@ellzthelephant

Earlier this year, 48-year-old Brian Wilkie attempted suicide. He had battled depression for years, stemming from his own son’s suicide in 2014. Luckily, Brian’s attempt failed and he’s on the path to recovery. Last week, his teen daughter Ellie celebrated her dad in a now-viral tweet, commending his strength and how he fought for a better life for himself.

Ellie, a full-time student, told BuzzFeed News: “I shared the story of my dad because I couldn’t express how proud I was of him coming out the other side stronger than ever. I wanted to show everyone with support and love there is a light regardless how tough it may feel at the time.”

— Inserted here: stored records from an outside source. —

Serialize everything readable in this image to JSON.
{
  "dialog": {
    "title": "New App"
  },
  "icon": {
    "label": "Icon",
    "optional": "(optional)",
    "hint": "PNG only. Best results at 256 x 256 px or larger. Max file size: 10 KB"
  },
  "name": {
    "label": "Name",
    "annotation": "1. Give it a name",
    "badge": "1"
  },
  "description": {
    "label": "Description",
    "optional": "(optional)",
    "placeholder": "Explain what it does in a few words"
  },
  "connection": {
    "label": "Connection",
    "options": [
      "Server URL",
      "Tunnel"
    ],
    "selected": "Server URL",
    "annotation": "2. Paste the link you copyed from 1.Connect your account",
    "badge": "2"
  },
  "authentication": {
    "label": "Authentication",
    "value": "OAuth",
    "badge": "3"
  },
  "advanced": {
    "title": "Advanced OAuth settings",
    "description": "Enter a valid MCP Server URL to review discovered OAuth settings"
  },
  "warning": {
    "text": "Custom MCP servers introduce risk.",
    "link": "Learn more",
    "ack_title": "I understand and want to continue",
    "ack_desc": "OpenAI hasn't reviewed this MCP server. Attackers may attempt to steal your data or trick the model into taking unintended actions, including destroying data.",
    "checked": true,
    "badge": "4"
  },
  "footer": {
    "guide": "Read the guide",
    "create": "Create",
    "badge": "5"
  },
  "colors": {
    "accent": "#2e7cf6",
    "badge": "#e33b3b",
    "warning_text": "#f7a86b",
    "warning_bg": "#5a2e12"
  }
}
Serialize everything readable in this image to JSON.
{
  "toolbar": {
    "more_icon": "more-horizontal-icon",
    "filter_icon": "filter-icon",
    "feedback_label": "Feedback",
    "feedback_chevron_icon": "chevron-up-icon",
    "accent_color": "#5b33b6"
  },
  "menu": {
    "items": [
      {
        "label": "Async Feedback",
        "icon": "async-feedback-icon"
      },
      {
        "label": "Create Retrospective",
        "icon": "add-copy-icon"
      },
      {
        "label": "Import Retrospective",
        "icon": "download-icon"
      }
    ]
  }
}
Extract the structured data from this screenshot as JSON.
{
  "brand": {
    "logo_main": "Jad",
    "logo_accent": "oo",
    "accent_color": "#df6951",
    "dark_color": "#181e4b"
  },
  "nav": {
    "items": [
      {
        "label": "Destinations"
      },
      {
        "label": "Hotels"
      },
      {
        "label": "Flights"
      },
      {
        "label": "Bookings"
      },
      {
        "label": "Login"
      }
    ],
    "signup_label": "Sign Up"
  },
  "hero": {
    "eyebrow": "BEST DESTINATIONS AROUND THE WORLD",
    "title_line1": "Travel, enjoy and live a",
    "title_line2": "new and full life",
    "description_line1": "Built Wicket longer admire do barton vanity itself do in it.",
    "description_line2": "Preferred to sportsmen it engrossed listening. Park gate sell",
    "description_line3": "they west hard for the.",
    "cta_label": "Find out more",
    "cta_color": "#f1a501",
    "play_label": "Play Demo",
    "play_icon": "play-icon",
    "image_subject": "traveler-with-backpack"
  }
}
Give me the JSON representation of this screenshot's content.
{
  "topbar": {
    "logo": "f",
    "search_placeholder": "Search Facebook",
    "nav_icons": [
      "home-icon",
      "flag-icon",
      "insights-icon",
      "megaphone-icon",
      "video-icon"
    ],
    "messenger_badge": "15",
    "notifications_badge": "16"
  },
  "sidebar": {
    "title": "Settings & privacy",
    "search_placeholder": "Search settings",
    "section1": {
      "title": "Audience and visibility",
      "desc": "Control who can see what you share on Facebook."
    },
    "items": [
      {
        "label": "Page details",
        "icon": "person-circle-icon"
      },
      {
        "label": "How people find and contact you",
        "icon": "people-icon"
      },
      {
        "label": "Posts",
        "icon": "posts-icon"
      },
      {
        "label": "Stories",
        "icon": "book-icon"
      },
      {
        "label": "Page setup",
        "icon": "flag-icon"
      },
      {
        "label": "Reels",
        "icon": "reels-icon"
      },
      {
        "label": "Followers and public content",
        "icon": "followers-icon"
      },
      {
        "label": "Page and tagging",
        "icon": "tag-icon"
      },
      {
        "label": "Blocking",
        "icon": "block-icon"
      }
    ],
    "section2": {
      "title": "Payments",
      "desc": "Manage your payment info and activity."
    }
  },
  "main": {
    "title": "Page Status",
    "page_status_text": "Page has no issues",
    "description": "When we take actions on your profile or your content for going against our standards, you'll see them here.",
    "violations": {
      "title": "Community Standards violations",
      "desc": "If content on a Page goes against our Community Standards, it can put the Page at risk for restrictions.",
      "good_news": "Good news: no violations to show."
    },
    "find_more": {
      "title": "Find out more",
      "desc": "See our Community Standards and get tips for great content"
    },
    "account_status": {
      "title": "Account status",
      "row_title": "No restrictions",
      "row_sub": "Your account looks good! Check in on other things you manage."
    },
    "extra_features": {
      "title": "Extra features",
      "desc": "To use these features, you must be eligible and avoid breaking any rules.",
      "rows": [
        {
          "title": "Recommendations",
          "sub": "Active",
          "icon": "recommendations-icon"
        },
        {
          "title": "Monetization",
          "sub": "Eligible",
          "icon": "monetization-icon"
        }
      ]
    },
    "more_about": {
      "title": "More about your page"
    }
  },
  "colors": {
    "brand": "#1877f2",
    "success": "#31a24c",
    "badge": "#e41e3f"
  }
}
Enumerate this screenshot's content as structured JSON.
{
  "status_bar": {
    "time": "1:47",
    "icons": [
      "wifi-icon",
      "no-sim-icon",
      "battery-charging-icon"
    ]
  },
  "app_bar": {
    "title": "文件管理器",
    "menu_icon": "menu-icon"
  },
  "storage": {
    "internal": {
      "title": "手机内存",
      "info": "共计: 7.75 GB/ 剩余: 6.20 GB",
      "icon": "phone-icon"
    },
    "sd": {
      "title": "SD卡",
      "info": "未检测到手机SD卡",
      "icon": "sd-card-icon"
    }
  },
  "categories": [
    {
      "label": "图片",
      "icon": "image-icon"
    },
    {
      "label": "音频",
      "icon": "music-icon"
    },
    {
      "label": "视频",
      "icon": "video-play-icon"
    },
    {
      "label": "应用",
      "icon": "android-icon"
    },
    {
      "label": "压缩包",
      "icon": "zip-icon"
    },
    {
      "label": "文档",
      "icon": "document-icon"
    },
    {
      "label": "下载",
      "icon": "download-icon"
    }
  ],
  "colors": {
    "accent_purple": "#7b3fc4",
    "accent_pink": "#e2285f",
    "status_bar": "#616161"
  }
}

After the death of his son, Brian tried everything to numb the pain, including drinking, gambling, and medication. “I was feeling guilty,” he explained. “I didn’t realise depression was a mental illness. I didn’t speak about what I was going through… Depression robbed every emotion for me.”

By the start of 2017, he was deep into a years-long fight with his depression and, after attending a funeral in January, he tried taking his own life. After his attempt, Brian’s family assured him that they still loved him and wanted to help him get the help that he needed. Through his hard work and the support of his family, Brian is in a much healthier place mentally and he is even beginning a new job as a recovery support worker. When Ellie tweeted a photo with her dad to celebrate his journey and new job, it blew up and has been favorited 168,000 times in the last week.

Sadly, men committing suicide is all too common of a tale in modern society, as the overwhelming majority of suicide attempts in the U.S. are by white, middle-aged men. Unfortunately, there is still a great deal of shame and stigma associated with mental health, especially for men, which makes it hard for them to speak out or be heard. Hopefully, stories like Brian’s encourage others to get the help they need.